In the results section, the researchers propose Marangoni flows in the isopropanol/2-butanol mixture prevented the droplets from pinning.

The Marangoni effect describes how fluid flow along the interface of two fluids is affected by differences in the fluids’ surface tensions.

In the case of inks made using the isopropanol/2-butanol solvent, isopropanol evaporates faster than 2-butanol. So the isopropanol along the contact line (edge) of the droplet evaporates first, leaving mostly 2-butanol behind. This evaporation causes a difference in surface tension between the 2-butanol-rich edge and isopropanol-rich center of the droplet, “leading to a Marangoni flow from thicker areas to thinner areas” and uniform spreading of the 2D materials, the researchers write.

Inverted optical micrographs of dried isopropanol-based droplets (top) and isopropanol/2-butanol-based droplets (bottom). The accompanying illustrations show the differences between their drying mechanisms: coffee-ring effect (top) and Marangoni flow (bottom). Credit: Hu et al., Science Advances (CC BY 4.0)

The researchers printed arrays of nonlinear optical saturable absorbers, room temperature gas sensors, and photodetectors to demonstrate the potential of inks created using the isopropanol/2-butanol solvent. For all devices, the performances were “well within acceptable statistical variations for printed device manufacturing from 2D crystal inks, addressing one of the most challenging obstacles toward their additive manufacturability.”

In the paper’s conclusion, the researchers emphasize the importance of their findings.
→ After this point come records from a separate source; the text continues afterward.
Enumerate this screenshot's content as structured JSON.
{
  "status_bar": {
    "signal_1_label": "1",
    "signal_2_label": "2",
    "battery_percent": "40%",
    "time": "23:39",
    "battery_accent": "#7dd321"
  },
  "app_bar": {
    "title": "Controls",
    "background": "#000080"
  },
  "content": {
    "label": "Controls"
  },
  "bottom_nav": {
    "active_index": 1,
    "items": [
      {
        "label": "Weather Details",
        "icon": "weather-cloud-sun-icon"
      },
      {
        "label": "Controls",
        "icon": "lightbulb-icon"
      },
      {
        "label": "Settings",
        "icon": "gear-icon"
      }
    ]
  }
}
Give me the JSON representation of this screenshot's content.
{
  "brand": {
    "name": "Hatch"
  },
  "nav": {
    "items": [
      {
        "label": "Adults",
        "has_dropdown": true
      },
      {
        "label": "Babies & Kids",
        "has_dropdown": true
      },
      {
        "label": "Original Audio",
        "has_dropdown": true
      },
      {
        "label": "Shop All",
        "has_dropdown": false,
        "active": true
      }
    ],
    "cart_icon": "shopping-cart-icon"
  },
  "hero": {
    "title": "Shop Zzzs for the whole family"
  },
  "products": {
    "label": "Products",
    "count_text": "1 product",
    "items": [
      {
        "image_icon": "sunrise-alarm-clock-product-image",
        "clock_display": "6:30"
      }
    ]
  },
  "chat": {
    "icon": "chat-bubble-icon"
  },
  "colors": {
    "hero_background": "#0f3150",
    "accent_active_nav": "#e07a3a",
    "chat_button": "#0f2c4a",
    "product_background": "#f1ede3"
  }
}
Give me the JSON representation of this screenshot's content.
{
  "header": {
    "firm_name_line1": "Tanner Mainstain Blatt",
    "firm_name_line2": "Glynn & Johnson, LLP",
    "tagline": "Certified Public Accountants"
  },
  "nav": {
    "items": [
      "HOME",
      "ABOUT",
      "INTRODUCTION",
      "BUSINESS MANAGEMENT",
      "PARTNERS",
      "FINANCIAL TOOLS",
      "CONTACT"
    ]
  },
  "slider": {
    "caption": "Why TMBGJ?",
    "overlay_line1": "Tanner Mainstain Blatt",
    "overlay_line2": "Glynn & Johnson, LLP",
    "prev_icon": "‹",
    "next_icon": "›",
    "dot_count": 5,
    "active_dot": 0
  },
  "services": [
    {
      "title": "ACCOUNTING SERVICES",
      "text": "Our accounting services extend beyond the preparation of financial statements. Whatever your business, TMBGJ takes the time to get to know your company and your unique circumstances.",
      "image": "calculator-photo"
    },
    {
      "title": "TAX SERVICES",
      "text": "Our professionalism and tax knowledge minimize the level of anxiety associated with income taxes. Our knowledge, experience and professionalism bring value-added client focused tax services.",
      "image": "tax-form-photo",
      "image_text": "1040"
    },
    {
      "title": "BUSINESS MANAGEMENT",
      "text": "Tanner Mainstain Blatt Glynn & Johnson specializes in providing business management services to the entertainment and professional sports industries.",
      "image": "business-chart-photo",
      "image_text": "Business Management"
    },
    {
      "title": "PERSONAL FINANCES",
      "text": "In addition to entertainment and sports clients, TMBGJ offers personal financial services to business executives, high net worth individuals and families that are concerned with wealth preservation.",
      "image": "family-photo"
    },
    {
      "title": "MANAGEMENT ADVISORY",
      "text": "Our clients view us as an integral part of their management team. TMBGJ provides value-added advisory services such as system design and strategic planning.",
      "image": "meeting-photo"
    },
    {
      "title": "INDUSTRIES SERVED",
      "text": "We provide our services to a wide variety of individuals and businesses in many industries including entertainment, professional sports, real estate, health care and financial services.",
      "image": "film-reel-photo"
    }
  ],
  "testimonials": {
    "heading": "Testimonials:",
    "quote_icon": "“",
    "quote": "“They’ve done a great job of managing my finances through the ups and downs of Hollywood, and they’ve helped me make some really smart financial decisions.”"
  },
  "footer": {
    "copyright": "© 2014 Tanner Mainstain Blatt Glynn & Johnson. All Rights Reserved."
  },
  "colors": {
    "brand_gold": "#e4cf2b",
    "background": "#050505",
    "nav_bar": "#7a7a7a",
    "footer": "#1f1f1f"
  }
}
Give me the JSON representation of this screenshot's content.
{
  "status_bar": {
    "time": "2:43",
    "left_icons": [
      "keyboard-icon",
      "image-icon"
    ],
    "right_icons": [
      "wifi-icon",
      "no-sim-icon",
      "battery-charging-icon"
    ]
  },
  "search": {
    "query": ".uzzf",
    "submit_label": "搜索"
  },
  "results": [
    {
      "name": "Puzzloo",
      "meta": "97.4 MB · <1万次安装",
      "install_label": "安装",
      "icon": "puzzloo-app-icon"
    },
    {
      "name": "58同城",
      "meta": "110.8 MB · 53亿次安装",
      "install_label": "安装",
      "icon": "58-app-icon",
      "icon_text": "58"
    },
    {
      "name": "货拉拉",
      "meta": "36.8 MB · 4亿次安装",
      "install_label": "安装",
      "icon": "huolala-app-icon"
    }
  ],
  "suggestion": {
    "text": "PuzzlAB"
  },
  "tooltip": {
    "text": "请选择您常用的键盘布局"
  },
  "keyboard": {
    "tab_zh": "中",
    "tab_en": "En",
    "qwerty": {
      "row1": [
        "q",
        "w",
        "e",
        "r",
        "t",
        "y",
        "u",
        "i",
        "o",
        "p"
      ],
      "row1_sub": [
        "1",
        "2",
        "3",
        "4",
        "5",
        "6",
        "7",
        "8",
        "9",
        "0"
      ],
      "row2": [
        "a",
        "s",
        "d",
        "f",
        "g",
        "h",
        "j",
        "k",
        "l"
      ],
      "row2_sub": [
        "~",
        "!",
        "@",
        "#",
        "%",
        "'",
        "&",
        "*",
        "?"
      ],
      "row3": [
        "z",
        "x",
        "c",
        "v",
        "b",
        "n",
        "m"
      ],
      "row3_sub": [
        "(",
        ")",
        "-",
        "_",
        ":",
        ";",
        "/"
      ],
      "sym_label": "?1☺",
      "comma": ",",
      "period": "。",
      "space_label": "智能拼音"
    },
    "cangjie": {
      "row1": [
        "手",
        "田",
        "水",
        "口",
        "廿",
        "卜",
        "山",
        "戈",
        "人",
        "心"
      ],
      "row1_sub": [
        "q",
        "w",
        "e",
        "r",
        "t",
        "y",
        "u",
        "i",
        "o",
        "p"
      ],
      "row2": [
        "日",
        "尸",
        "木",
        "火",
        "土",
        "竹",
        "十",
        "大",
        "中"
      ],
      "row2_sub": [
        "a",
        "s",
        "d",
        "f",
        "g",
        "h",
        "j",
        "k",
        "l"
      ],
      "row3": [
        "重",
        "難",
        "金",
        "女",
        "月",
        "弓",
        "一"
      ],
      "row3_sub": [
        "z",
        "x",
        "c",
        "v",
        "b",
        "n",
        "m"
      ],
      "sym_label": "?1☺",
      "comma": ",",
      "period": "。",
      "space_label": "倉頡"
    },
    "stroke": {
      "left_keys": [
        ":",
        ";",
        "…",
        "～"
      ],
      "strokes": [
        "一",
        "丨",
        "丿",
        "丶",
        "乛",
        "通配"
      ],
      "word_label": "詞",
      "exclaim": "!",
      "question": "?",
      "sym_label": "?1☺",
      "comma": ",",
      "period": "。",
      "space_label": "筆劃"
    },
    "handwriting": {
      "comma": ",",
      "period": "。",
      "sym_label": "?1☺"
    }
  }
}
“Our ink formulation with active [coffee-ring effect] suppression thus lays the foundation for high-speed additive manufacturing of all-printed sensors and systems with a high level of large-scale integration,” they write.

The 2017 open-access paper, published in Nature Communications, is “Black phosphorus ink formulation for inkjet printing of optoelectronics and photonics” (DOI: 10.1038/s41467-017-00358-1).

The 2020 open-access paper, published in Science Advances, is “A general ink formulation of 2D crystals for wafer-scale inkjet printing” (DOI: 10.1126/sciadv.aba5029).